Still, the investment marks a significant bet on the future of American manufacturing. Toyota said the retooling investment would pave the way for a new system of vehicle assembly that it’s calling Toyota New Global Architecture.
The new platform is designed to be easily adjusted for future models, giving Toyota the ability to make engineering and design changes swiftly to response to market changes.
“This is the largest investment in our plant’s history and it speaks directly to the quality of our people and our products, as well as the partnerships we’ve forged in the local community and across the state,” Toyota Kentucky president Wil James said in a statement. “This major overhaul will enable the plant to stay flexible and competitive, further cementing our presence in Kentucky.”
The plant currently has about 8,200 employees, having added 700 in recent months to launch the redesigned 2018 Camry, which was unveiled in January at the Detroit auto show.

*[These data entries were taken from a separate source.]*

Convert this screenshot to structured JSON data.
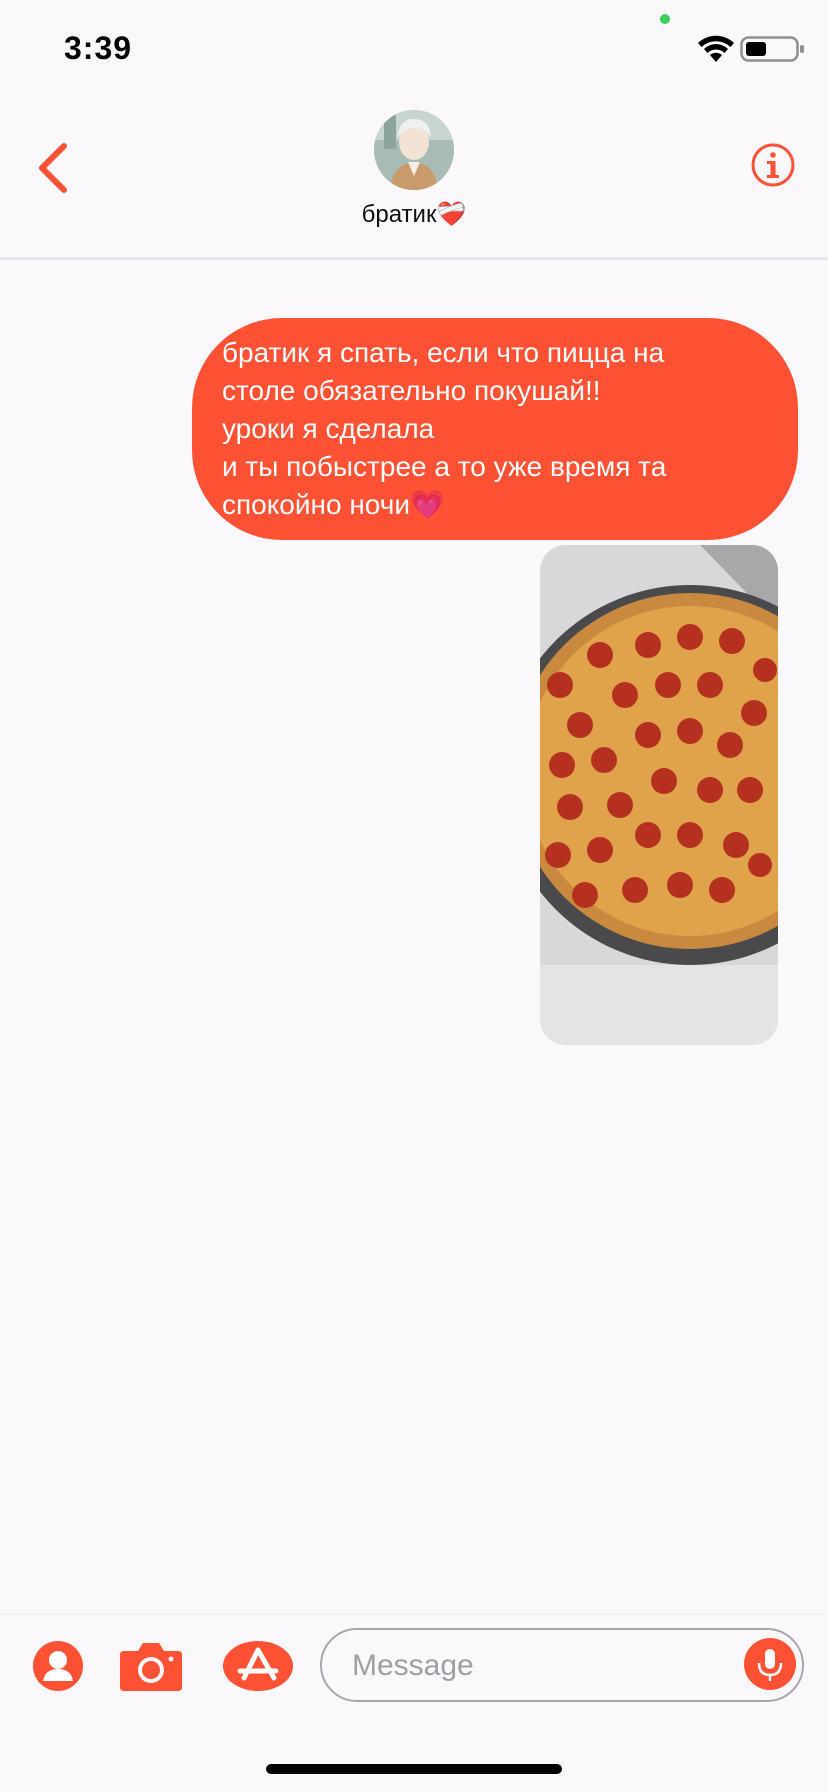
{
  "status_bar": {
    "time": "3:39",
    "icons": [
      "privacy-dot",
      "wifi-icon",
      "battery-icon"
    ]
  },
  "header": {
    "back_icon": "chevron-left-icon",
    "contact_name": "братик❤️‍🩹",
    "info_icon": "info-icon"
  },
  "messages": [
    {
      "type": "text",
      "direction": "outgoing",
      "text": "братик я спать, если что пицца на\nстоле обязательно покушай!!\nуроки я сделала\nи ты побыстрее а то уже время та\nспокойно ночи💗"
    },
    {
      "type": "image",
      "direction": "outgoing",
      "subject": "pepperoni-pizza-photo"
    }
  ],
  "compose": {
    "placeholder": "Message",
    "value": "",
    "apps": [
      "memoji-icon",
      "camera-icon",
      "app-store-icon"
    ],
    "mic_icon": "microphone-icon"
  },
  "colors": {
    "accent": "#ff5133",
    "background": "#faf8fb",
    "bubble_text": "#ffffff",
    "divider": "#e6e4ea"
  }
}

The investment adds to a $530 million project authorized in 2013 to make a new Lexus vehicle. The company is expected to continue with plans to consolidate its U.S. headquarters, including operations in Kentucky and California, at a new location in Texas.
The move appears to reflect a cooling off in the previously tense relationship between the president and Toyota. Trump had attacked Toyota in January for its Mexican manufacturing expansion plans.
“NO WAY!” Trump said in a tweet about Toyota. “Build plant in U.S. or pay big border tax.”
Toyota North America CEO Jim Lentz told USA TODAY days later that he understood the sentiment but warned that disrupting the North American Free Trade Agreement could raise prices on vehicles and reduce the size of the U.S. auto industry.